Result - a draw. Neither side can be said to be a winner.

Jacqueline McGuigan works for TMP Solicitors based at One Canada Square in Canary Wharf.

Legal Viewpoint: UKIP - People's Army or Barmy Army?

By Rob Virtue on June 6, 2014 10:20 AM | 

By Jacqueline McGuigan

What is it about Nigel Farage that gets people in a tailspin?

Is he the real deal or is he the temporary protest vote heading up a racist party?

After leading Ukip to a resounding victory in the European Elections with an impressive 4.3million votes for a "one man band" is Ukip a legitimate political party, offering an alternative vote to people who Boris Johnson described as a peasants' revolt, or is this a sinister racist party with an agenda to get rid of all the foreigners in the UK?

Leading up to the last few weeks in the European election the media reported on an almost daily basis examples of Ukip being a racist party.

We had Mr Farage saying at his spring conference that parts of Britain were becoming unrecognisable because of mass immigration.

He went further in a LBC interview saying that he would be concerned if a group of Romanian men moved next door to him.

This had a lot of people jumping up and down in the media and social media branding Farage a racist.

Labour leader Ed Milliband described the Romanian comment as a racial slur.

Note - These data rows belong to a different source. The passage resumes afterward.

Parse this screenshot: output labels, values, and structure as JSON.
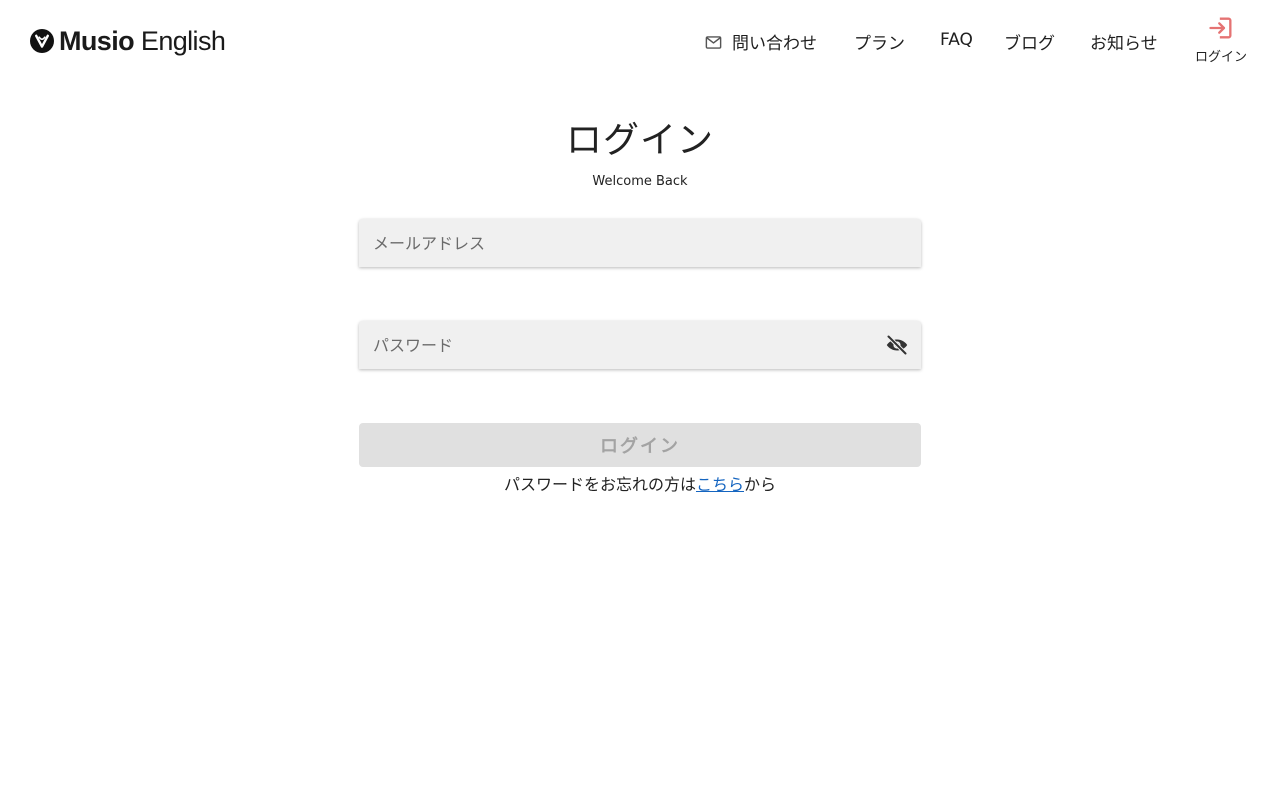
{
  "brand": {
    "name_part1": "Musio",
    "name_part2": "English"
  },
  "nav": {
    "contact": "問い合わせ",
    "plan": "プラン",
    "faq": "FAQ",
    "blog": "ブログ",
    "news": "お知らせ",
    "login": "ログイン"
  },
  "icons": {
    "contact": "mail-icon",
    "login": "login-arrow-icon",
    "password_toggle": "eye-off-icon"
  },
  "colors": {
    "login_icon": "#e57373",
    "link": "#1565c0",
    "field_bg": "#f0f0f0",
    "button_disabled_bg": "#e0e0e0",
    "button_disabled_text": "#a3a3a3"
  },
  "form": {
    "title": "ログイン",
    "subtitle": "Welcome Back",
    "email_placeholder": "メールアドレス",
    "email_value": "",
    "password_placeholder": "パスワード",
    "password_value": "",
    "submit_label": "ログイン",
    "forgot_prefix": "パスワードをお忘れの方は",
    "forgot_link": "こちら",
    "forgot_suffix": "から"
  }
}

Members of his party, namely David Lammy and Diane Abbott ,brandished his remarks as racist.

Prime Minister David Cameron said it was up to the voters to decide if Ukip was racist.

This seemed to me to be more about political posturing than truly believing that Ukip was a racist party in the sense of the British National Party. The good people of the UK know a racist political party when it sees one.

Trevor Phillips the former boss of the Equalities Commission speaking on the Andrew Marr show said he was not worried about Mr Farage himself being a racist but he was worried about the conversation that his party had provoked.

Mr Phillips said he would not being labelling Ukip racist as there was probably racists in every political party.

However he was worried about the use of the term "racist" to cover behaviour from being disobliging about Mexicans through to some of the things the political parties say about immigration, to street murders. He said this was beginning to be a problem as it was depriving the word of its moral force.

The ugly face of racism can be catastrophic, as shown by the IRR website.

The murder of Stephen Lawrence brought home the true reality of how dangerous and destructive racism can be.

As a discrimination lawyer this entire racist branding troubled me a great deal. It seemed to diminish the true meaning of what a "racist" is.

The term "racist" seemed to be banded around without any sense of the true horror of what racism actually means and what it can do to people and their lives.

I agree with Trevor Philips that Ukip is not a racist party. The media will be watching very closely to see how UKIP evolves in the lead up to the general election and whether the "peasants" will stand by their man.

Jacqueline McGuigan is principal solicitor at One Canada Square based TMP Solicitors in Canary Wharf.